Immediately they won the presidency came the hustler’s jet scandal. Does it surprise anyone that the first act of impropriety and impunity on the part of the jubilee government was directly related to the reason they had run for the presidency in the first place, to scuttle the ICC? Haven’t they, since then, completely scuttled the process through any and all means available to them, all of them extra-judicial? Haven’t the corrupt cartels taken a cue from them about how to use power to circumvent justice? If the fight against corruption and impunity is the political circus he called it, it is because he and his deputy wrote the script. The West Africans say the man who brings a dead rat to his house should not complain when maggots pay him a visit.
A good question to ask is. Hadn’t he been saddled with the curse of the ICC, would Uhuru Kenyatta have successfully fought corruption?
No. He wouldn’t.
First, hadn’t he been saddled with the ICC indictment, Uhuru would never have become president. He would have lacked the motivation to do so. Remember, Uhuru did not originally seek the presidency because he had the motivation, ambition or ability to. He ran for president because Moi told him so. He needed the tragedy of the ICC to see the value of the presidency for himself. Secondly, without the ICC, the tribal coalition that propelled him to power would have been difficult or impossible to form.

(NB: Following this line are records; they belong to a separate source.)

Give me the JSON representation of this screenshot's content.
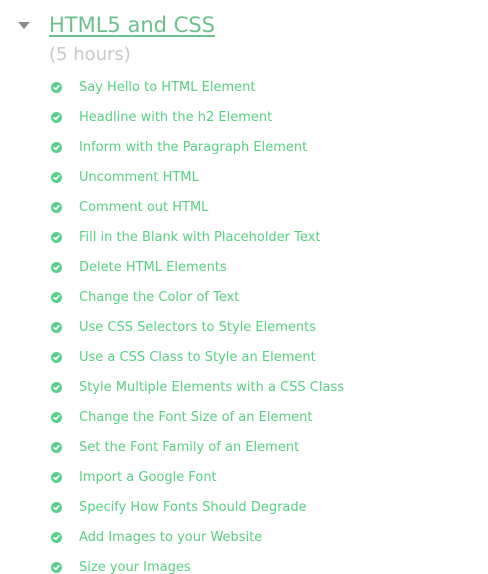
{
  "section": {
    "title": "HTML5 and CSS",
    "duration": "(5 hours)",
    "expanded_icon": "caret-down-icon"
  },
  "colors": {
    "title": "#6fbf8e",
    "lesson_text": "#58d084",
    "check": "#5ccf8d",
    "duration": "#c8c8c8",
    "caret": "#8a8a8a"
  },
  "lessons": [
    {
      "label": "Say Hello to HTML Element",
      "status_icon": "check-circle-icon"
    },
    {
      "label": "Headline with the h2 Element",
      "status_icon": "check-circle-icon"
    },
    {
      "label": "Inform with the Paragraph Element",
      "status_icon": "check-circle-icon"
    },
    {
      "label": "Uncomment HTML",
      "status_icon": "check-circle-icon"
    },
    {
      "label": "Comment out HTML",
      "status_icon": "check-circle-icon"
    },
    {
      "label": "Fill in the Blank with Placeholder Text",
      "status_icon": "check-circle-icon"
    },
    {
      "label": "Delete HTML Elements",
      "status_icon": "check-circle-icon"
    },
    {
      "label": "Change the Color of Text",
      "status_icon": "check-circle-icon"
    },
    {
      "label": "Use CSS Selectors to Style Elements",
      "status_icon": "check-circle-icon"
    },
    {
      "label": "Use a CSS Class to Style an Element",
      "status_icon": "check-circle-icon"
    },
    {
      "label": "Style Multiple Elements with a CSS Class",
      "status_icon": "check-circle-icon"
    },
    {
      "label": "Change the Font Size of an Element",
      "status_icon": "check-circle-icon"
    },
    {
      "label": "Set the Font Family of an Element",
      "status_icon": "check-circle-icon"
    },
    {
      "label": "Import a Google Font",
      "status_icon": "check-circle-icon"
    },
    {
      "label": "Specify How Fonts Should Degrade",
      "status_icon": "check-circle-icon"
    },
    {
      "label": "Add Images to your Website",
      "status_icon": "check-circle-icon"
    },
    {
      "label": "Size your Images",
      "status_icon": "check-circle-icon"
    }
  ]
}
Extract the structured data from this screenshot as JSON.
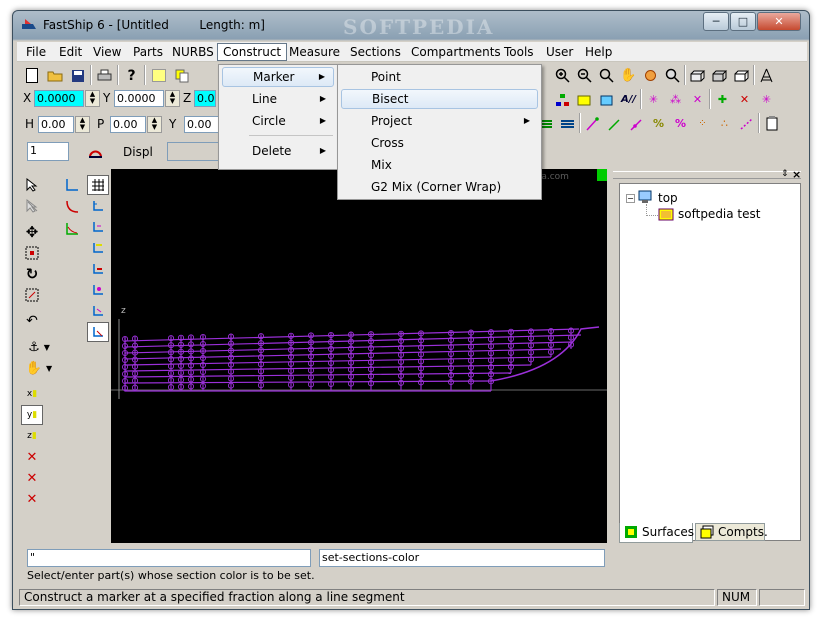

But let us assume that he became president without the ICC process. He still would not have successfully fought corruption. Again, because of who he is. It is not possible to find any Kenyan presently who, on his own behalf, on behalf of his family, his and his fathers’’ (biological and political) associates is more invested in the status quo than Uhuru Kenyatta. He is the poster boy of an oligarchy started by his father and entrenched by his political godfather and which he is a captive of. I have made the argument before that if Jomo Kenyatta, Daniel Arap Moi and Mwai Kibaki met to select their successor, all would agree on Uhuru.
Does the Constitution tie his hands as he claims?
There are two ways of looking at this. Uhuru is a sceptic when it comes to the new constitution and his Deputy is an apostate who opposed it. They have a healthy contempt for the Constitution. They are ready to use it as an excuse for their own incompetence. This is an incurable problem, and I suspect is emanates from the earlier discussed investment of Uhuru in the status quo. The only viable proposition was for them not to run for the presidency under a constitution they did not believe in. This is what happened to David Cameron when he lost the Brexit vote. He resigned. He knew it was futile for him to try and implement something that he had opposed. In 2013, we did the opposite, elected Uhuru and Ruto into an office where they were supposed to implement and protect a constitution they did not believe in.
But still, if the constitution is the problem, why hasn’t he proposed amendments that would enable him fight corruption? After all, he did it with the security laws. Whether such amendments would pass or not is not the point, that he has not proposed them means he has not done all he could to fight corruption.
Regardless of what he has done or not done Uhuru cannot run away from who he is. I hope he has learnt his lesson – you can use power to run away from the ICC, but how do you run away from your history, your name and your own shadow?
(Initially published by Saturday Nation on 22nd October 2013: http://www.nation.co.ke/oped/Opinion/president-Kenyatta-cannot-run-away-from-who-he-is/440808-3425506-jha4c6z/)